The upcoming holiday of Purim celebrates the heroics of Queen Esther, and Chabad of Eugene is determined to give Esther her royal due. Raw foodists, musicians, ceramicists, painters, poets and dancers will interpret Purim’s message at the “Queen Esther ‘Everyone’s a Beauty’ Pageant,” an open mike, art and performance event at The DIVA, a community art center and gallery.
More than a feast for the senses, the pageant will challenge America’s beauty ideal with the Jewish take on inner beauty.
“Society’s idea of beauty is skewed,” said artist Laneia Seumalo, who will be presenting several pieces at the pageant. The event “will reinforce the power that is inside each of us as Jewish women. It will make us aware of the power within.”
Seumalo graduated University of Oregon in Eugene in August with an art degree. While she hunts for studio space in Portland, she’s started a painting especially for the event. Still in the beginning stages, she’s envisioning shapely trees that evoke the woman’s role as life giver, life sustainer.
An event to showcase the creative works of Jewish women has been a longtime dream of Aviva Spiegel, co-director of Chabad of Eugene. “Everyone has beauty to share with the world, and it will only shine if it is received by another,” said Spiegel. “It is really exciting for me to be providing a forum where creative Jewish women are appreciated and heard.”
The by women, for women – only – vibe of the evening rides an undercurrent of Jewish women’s performances that has been rolling from LA, to the east coast, across Europe and Israel. Last month, Kol Haneshama Performing Arts Conservatory, an all Jewish, all women consortium, in southern California debuted their first all-women movie. In New York, Nishmat Hatzafon’s all-female Jewish dance troupe has performed for standing-room-only audiences along the eastern seaboard.
In the wider culture, feminist artists have reemerged on the museum scene.
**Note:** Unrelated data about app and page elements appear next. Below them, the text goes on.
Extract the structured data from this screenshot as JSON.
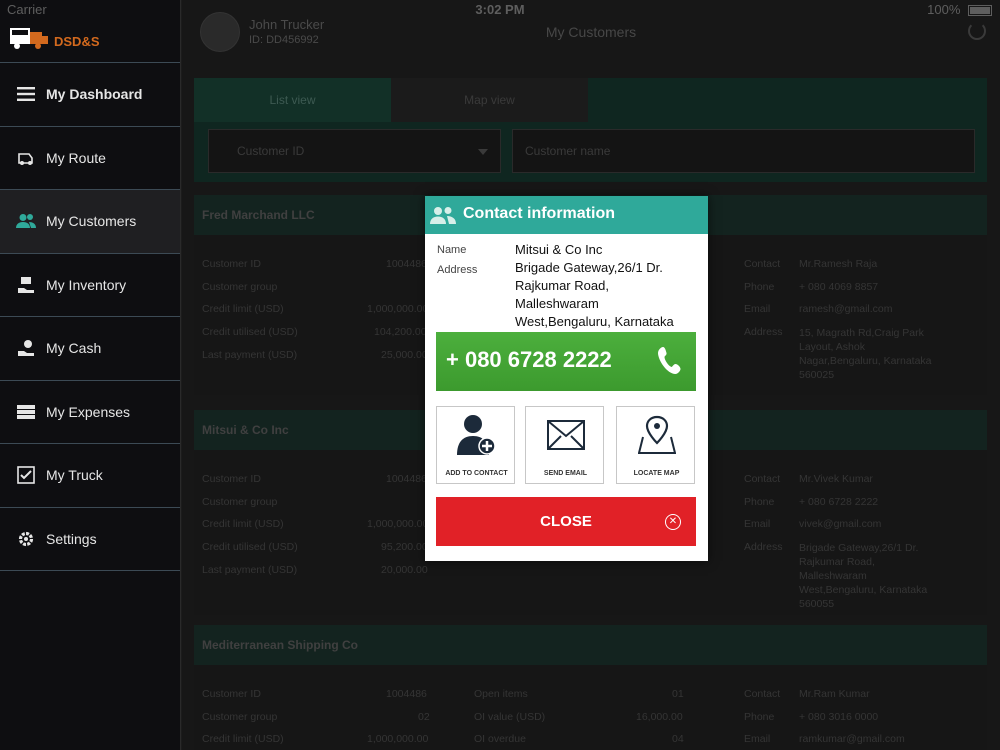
{
  "status_bar": {
    "carrier": "Carrier",
    "time": "3:02 PM",
    "battery": "100%"
  },
  "brand": {
    "name": "DSD&S"
  },
  "sidebar": {
    "items": [
      {
        "label": "My Dashboard",
        "icon": "menu-icon"
      },
      {
        "label": "My Route",
        "icon": "route-icon"
      },
      {
        "label": "My Customers",
        "icon": "customers-icon",
        "active": true
      },
      {
        "label": "My Inventory",
        "icon": "inventory-icon"
      },
      {
        "label": "My Cash",
        "icon": "cash-icon"
      },
      {
        "label": "My Expenses",
        "icon": "expenses-icon"
      },
      {
        "label": "My Truck",
        "icon": "truck-check-icon"
      },
      {
        "label": "Settings",
        "icon": "gear-icon"
      }
    ]
  },
  "header": {
    "user_name": "John Trucker",
    "user_id": "ID: DD456992",
    "title": "My Customers"
  },
  "tabs": [
    {
      "label": "List view"
    },
    {
      "label": "Map view"
    }
  ],
  "filters": {
    "select_placeholder": "Customer ID",
    "search_placeholder": "Customer name"
  },
  "customers": [
    {
      "name": "Fred Marchand LLC",
      "col1": [
        {
          "k": "Customer ID",
          "v": "1004486"
        },
        {
          "k": "Customer group",
          "v": "02"
        },
        {
          "k": "Credit limit (USD)",
          "v": "1,000,000.00"
        },
        {
          "k": "Credit utilised (USD)",
          "v": "104,200.00"
        },
        {
          "k": "Last payment (USD)",
          "v": "25,000.00"
        }
      ],
      "col3": [
        {
          "k": "Contact",
          "v": "Mr.Ramesh Raja"
        },
        {
          "k": "Phone",
          "v": "+ 080 4069 8857"
        },
        {
          "k": "Email",
          "v": "ramesh@gmail.com"
        },
        {
          "k": "Address",
          "v": "15, Magrath Rd,Craig Park Layout, Ashok Nagar,Bengaluru, Karnataka 560025"
        }
      ]
    },
    {
      "name": "Mitsui & Co Inc",
      "col1": [
        {
          "k": "Customer ID",
          "v": "1004486"
        },
        {
          "k": "Customer group",
          "v": "02"
        },
        {
          "k": "Credit limit (USD)",
          "v": "1,000,000.00"
        },
        {
          "k": "Credit utilised (USD)",
          "v": "95,200.00"
        },
        {
          "k": "Last payment (USD)",
          "v": "20,000.00"
        }
      ],
      "col3": [
        {
          "k": "Contact",
          "v": "Mr.Vivek Kumar"
        },
        {
          "k": "Phone",
          "v": "+ 080 6728 2222"
        },
        {
          "k": "Email",
          "v": "vivek@gmail.com"
        },
        {
          "k": "Address",
          "v": "Brigade Gateway,26/1 Dr. Rajkumar Road, Malleshwaram West,Bengaluru, Karnataka 560055"
        }
      ]
    },
    {
      "name": "Mediterranean Shipping Co",
      "col1": [
        {
          "k": "Customer ID",
          "v": "1004486"
        },
        {
          "k": "Customer group",
          "v": "02"
        },
        {
          "k": "Credit limit (USD)",
          "v": "1,000,000.00"
        }
      ],
      "col2": [
        {
          "k": "Open items",
          "v": "01"
        },
        {
          "k": "OI value (USD)",
          "v": "16,000.00"
        },
        {
          "k": "OI overdue",
          "v": "04"
        }
      ],
      "col3": [
        {
          "k": "Contact",
          "v": "Mr.Ram Kumar"
        },
        {
          "k": "Phone",
          "v": "+ 080 3016 0000"
        },
        {
          "k": "Email",
          "v": "ramkumar@gmail.com"
        }
      ]
    }
  ],
  "modal": {
    "title": "Contact information",
    "name_label": "Name",
    "name_value": "Mitsui & Co Inc",
    "address_label": "Address",
    "address_lines": [
      "Brigade Gateway,26/1 Dr.",
      "Rajkumar Road,",
      "Malleshwaram",
      "West,Bengaluru, Karnataka"
    ],
    "phone": "+ 080 6728 2222",
    "actions": [
      {
        "label": "ADD TO CONTACT",
        "icon": "add-contact-icon"
      },
      {
        "label": "SEND EMAIL",
        "icon": "envelope-icon"
      },
      {
        "label": "LOCATE MAP",
        "icon": "map-pin-icon"
      }
    ],
    "close_label": "CLOSE",
    "colors": {
      "header": "#2fa99a",
      "call": "#3c9a2e",
      "close": "#e12127"
    }
  }
}
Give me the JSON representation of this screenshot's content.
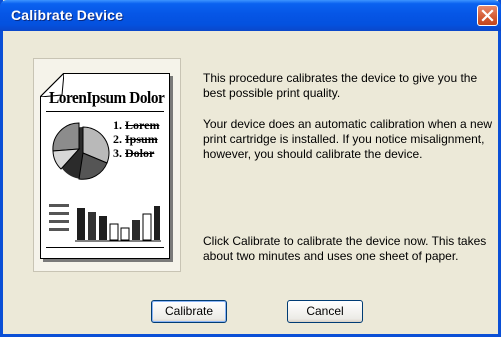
{
  "window": {
    "title": "Calibrate Device"
  },
  "illustration": {
    "heading": "LorenIpsum Dolor",
    "list_items": [
      "Lorem",
      "Ipsum",
      "Dolor"
    ]
  },
  "content": {
    "paragraph_1": "This procedure calibrates the device to give you the best possible print quality.",
    "paragraph_2": "Your device does an automatic calibration when a new print cartridge is installed.  If you notice misalignment, however, you should calibrate the device.",
    "paragraph_3": "Click Calibrate to calibrate the device now.  This takes about two minutes and uses one sheet of paper."
  },
  "buttons": {
    "calibrate_label": "Calibrate",
    "cancel_label": "Cancel"
  },
  "colors": {
    "title_bar": "#0656e6",
    "close_button": "#d35a32",
    "dialog_background": "#ece9d8"
  },
  "icons": {
    "close": "close-icon"
  }
}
WACK! Art and the Feminist Revolution, which attracted crowds at the Museum of Contemporary Art in LA, opened this month in the New York Museum of Modern Art affiliated space, P.S.1.
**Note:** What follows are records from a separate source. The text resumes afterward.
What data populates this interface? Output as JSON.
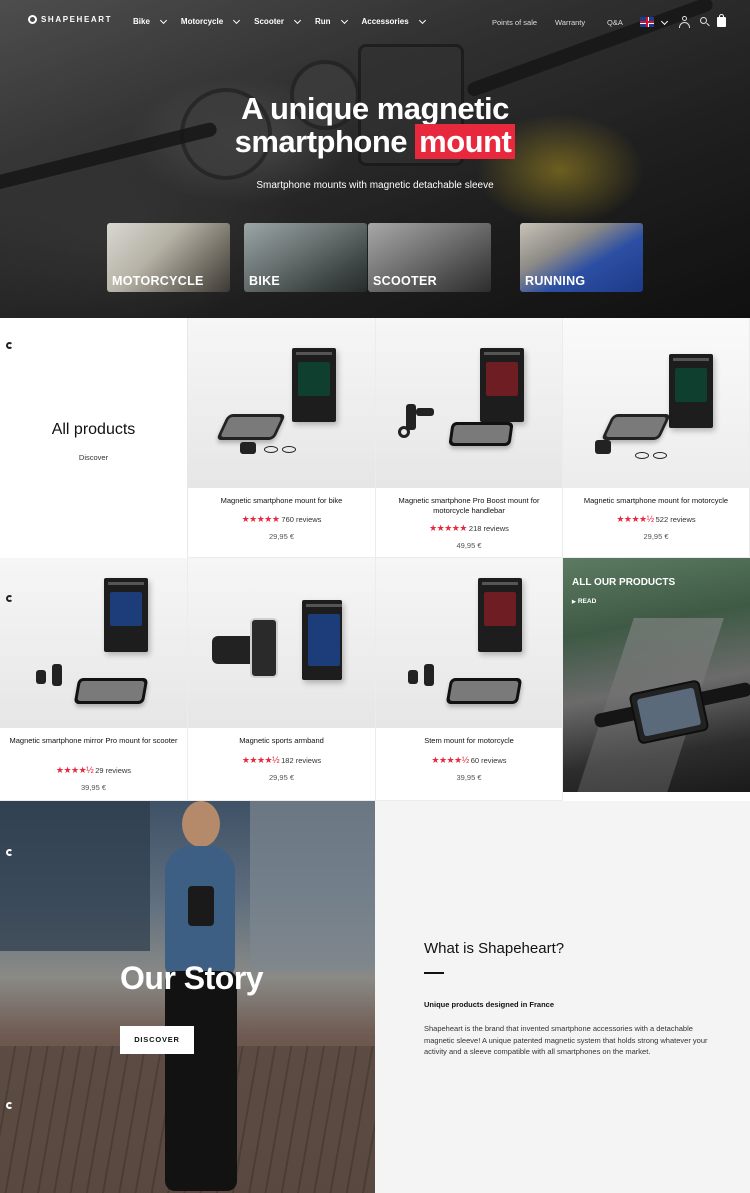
{
  "brand": {
    "name": "SHAPEHEART"
  },
  "nav": {
    "menu": [
      {
        "label": "Bike"
      },
      {
        "label": "Motorcycle"
      },
      {
        "label": "Scooter"
      },
      {
        "label": "Run"
      },
      {
        "label": "Accessories"
      }
    ],
    "utilities": {
      "points_of_sale": "Points of sale",
      "warranty": "Warranty",
      "qa": "Q&A"
    },
    "language_icon": "uk-flag-icon"
  },
  "hero": {
    "title_line1": "A unique magnetic",
    "title_line2_plain": "smartphone",
    "title_line2_highlight": "mount",
    "subtitle": "Smartphone mounts with magnetic detachable sleeve",
    "highlight_color": "#e8283c",
    "categories": [
      {
        "label": "MOTORCYCLE"
      },
      {
        "label": "BIKE"
      },
      {
        "label": "SCOOTER"
      },
      {
        "label": "RUNNING"
      }
    ]
  },
  "all_products": {
    "title": "All products",
    "link": "Discover"
  },
  "products": [
    {
      "name": "Magnetic smartphone mount for bike",
      "stars": "★★★★★",
      "reviews": "760 reviews",
      "price": "29,95 €"
    },
    {
      "name": "Magnetic smartphone Pro Boost mount for motorcycle handlebar",
      "stars": "★★★★★",
      "reviews": "218 reviews",
      "price": "49,95 €"
    },
    {
      "name": "Magnetic smartphone mount for motorcycle",
      "stars": "★★★★½",
      "reviews": "522 reviews",
      "price": "29,95 €"
    },
    {
      "name": "Magnetic smartphone mirror Pro mount for scooter",
      "stars": "★★★★½",
      "reviews": "29 reviews",
      "price": "39,95 €"
    },
    {
      "name": "Magnetic sports armband",
      "stars": "★★★★½",
      "reviews": "182 reviews",
      "price": "29,95 €"
    },
    {
      "name": "Stem mount for motorcycle",
      "stars": "★★★★½",
      "reviews": "60 reviews",
      "price": "39,95 €"
    }
  ],
  "promo": {
    "title": "ALL OUR PRODUCTS",
    "link": "READ"
  },
  "story": {
    "title": "Our Story",
    "button": "DISCOVER"
  },
  "about": {
    "title": "What is Shapeheart?",
    "tagline": "Unique products designed in France",
    "description": "Shapeheart is the brand that invented smartphone accessories with a detachable magnetic sleeve! A unique patented magnetic system that holds strong whatever your activity and a sleeve compatible with all smartphones on the market."
  }
}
Art – visual and performance – conveys more than a lecture ever could and is unique in its universal language, making it a transcendent kind of medium. It’s why a very diverse crowd is expected at the pageant. Students from University of Oregon, local artists from Eugene, Jewish community members of all shades have signed on to showcase their works at the event. Final reviews of all pieces and performances will take place before March 5.
Showing up dressed as a queen is worth a dollar off the modest $7 admission. University of Oregon women who participate in Spiegel’s art workshop at Hillel in March will create crowns just right for wearing at the event. Spiegel, an artist in her own right, is busy completing her copper tiara with semiprecious gems to wear as the QC, Queen of Ceremonies, of the show.
The one night pageant could be the start of something bigger.
“Women who get together and sing, express their desires through painting, through art, have shaped their communities, the culture,” said one of the event’s organizers, Jamie Zebrak, a psychology and international studies major at U of O. It’s important that the event will be more than Jewish women looking at art or watching a show. The event will involve hearts and minds.
“Jewish women as a collective – now that’s a force.”